First, a little dose of beauty from Cloud Nine. This is a time lapse movie of the clouds across the valley as their image passes through the skylight to be projected upside down onto the wall. It's sped up 24x to make it more obvious, but it's just as mesmerizing in person. Oh, yeah, and in real life, this effect spans all 360 degrees of the yurt interior. I just don't have a way to photograph that. Yet.
After my morning meditation, this was another day of hurrying to beat the weather. It's supposed to rain this afternoon and I really needed to get caulk down and cured before that happened. Otherwise, I'd be waiting for another two days in a row with no rain to dry the deck out again.
Remember that my deck slopes eight inches from the back to the front? This was done by design so that I can use it as a catchment surface, directing all of the water into a gutter and funneling it into a holding tank. That's later, by the way. Right now I'm just working on having a dry place to live and work.
To keep the water from running under the yurts, I planned to install flexible wooden curbs and caulk under them.
It's pretty simple, really. I screw blocks into the deck and then screw wooden strips into the blocks.
Like any project, it really pays to think it all the way through before beginning. See how little space there is between the two yurts? I didn't think about how I would attach the curb in that space. (Try to ignore that the curb and caulk are already down. I didn't take a 'before' picture.)
So I ended up using a spare block to hold the curb in place and lifting the skirt on the other yurt so I could screw it into place from inside of there. If I had it to do over, I'd attach the curb to the block first, slide it between the two yurts and then screw down the block. But, remember, I have weather looming. I just did whatever I thought would be fastest.

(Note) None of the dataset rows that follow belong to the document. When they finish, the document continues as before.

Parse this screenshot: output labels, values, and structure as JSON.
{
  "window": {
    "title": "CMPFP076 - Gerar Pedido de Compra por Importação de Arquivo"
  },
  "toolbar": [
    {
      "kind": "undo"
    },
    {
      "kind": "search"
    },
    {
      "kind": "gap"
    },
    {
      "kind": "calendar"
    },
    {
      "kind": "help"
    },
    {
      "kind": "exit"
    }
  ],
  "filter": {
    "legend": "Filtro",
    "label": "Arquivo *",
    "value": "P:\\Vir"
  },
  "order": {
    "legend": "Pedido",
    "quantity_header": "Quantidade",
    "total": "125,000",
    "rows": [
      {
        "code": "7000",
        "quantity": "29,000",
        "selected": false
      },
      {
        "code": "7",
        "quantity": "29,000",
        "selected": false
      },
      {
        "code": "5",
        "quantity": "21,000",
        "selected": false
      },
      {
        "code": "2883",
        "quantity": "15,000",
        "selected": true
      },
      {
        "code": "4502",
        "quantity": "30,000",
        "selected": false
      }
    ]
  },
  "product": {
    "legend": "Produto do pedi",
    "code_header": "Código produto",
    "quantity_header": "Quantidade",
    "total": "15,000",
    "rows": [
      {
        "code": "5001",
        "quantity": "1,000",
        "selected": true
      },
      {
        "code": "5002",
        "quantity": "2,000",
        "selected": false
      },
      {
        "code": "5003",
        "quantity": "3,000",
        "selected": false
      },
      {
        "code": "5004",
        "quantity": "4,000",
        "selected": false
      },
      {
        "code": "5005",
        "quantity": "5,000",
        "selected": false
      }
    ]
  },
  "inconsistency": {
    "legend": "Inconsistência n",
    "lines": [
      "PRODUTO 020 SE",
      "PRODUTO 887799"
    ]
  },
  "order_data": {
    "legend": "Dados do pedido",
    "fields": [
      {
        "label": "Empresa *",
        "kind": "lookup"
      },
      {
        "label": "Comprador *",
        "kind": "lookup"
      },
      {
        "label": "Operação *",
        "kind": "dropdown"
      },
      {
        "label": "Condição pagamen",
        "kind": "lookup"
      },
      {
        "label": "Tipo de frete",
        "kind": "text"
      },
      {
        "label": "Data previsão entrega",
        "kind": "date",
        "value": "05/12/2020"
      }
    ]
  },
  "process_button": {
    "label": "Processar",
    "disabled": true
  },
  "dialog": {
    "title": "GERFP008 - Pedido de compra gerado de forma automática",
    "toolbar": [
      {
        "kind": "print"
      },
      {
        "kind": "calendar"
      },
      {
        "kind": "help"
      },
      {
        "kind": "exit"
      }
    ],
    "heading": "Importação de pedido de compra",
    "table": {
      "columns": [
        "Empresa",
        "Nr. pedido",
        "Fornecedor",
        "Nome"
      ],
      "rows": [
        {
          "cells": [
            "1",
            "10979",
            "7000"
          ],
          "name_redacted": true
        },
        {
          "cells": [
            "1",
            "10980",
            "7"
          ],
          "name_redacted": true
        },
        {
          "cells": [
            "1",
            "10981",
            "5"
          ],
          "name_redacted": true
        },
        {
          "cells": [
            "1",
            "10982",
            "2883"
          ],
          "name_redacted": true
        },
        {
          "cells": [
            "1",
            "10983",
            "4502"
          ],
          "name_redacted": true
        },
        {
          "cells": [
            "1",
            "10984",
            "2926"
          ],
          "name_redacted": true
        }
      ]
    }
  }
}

After the curb was down I applied the caulk. When it's dry, I'll pull down the canvas, making sure that both the Tyvek and the canvas are on the outside of the curb. When it rains this afternoon we'll see whether it works. Fingers crossed!

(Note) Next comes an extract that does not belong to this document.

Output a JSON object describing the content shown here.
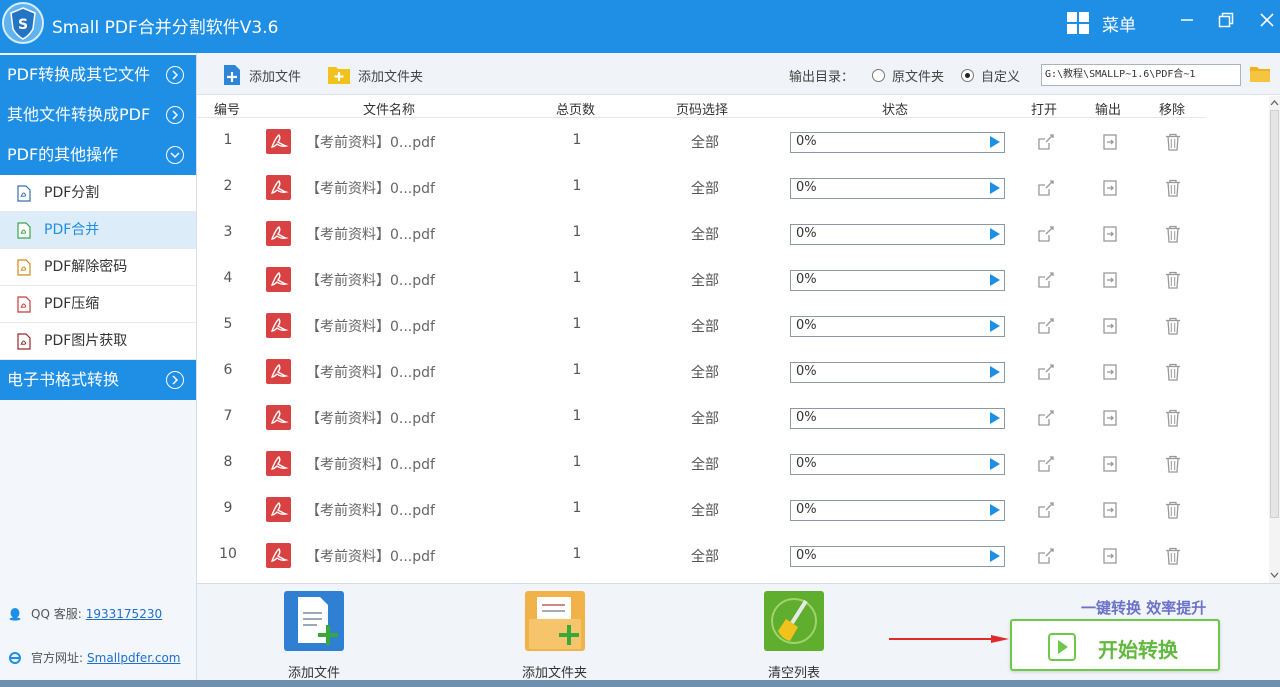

And now I'm going to get the parts for one of my loom frames. It will really help me decide how the space is to be laid out if I can see and feel the size of one of those beasts in here. I know it's going to be tight!
I got the yurt parts home and decided to unload them all against the wall to conserve heat in the yurt. (The warmer I can keep it, the quicker and better the caulk will cure.) Thirty seconds after I snapped this shot it started sprinkling. I RAN those parts inside and zipped around the outside of the yurt pulling the cover down so the rain would drip outside of the new curb.
Here's how I keep myself from laying in bed until the loom is done. These are the last parts that will go on the loom. I can't lay down and stare at the ceiling until the loom is built.
Well, here's what I came up with. I can watch the fire from bed, morning light illuminates the loom, and I can access every part of it that I need to.
The loom BARELY fits in here. There definitely is not room for two looms because I need to leave clearance around the stove. It's fine since I really only need two looms in operation during the summer months anyhow. When the time comes I'll set up the second loom under a canopy on the deck. Until then, I can weave perfectly fine on one loom in here.
And now it's time to eat dinner and look at the ceiling for a little while before bed. G'nite!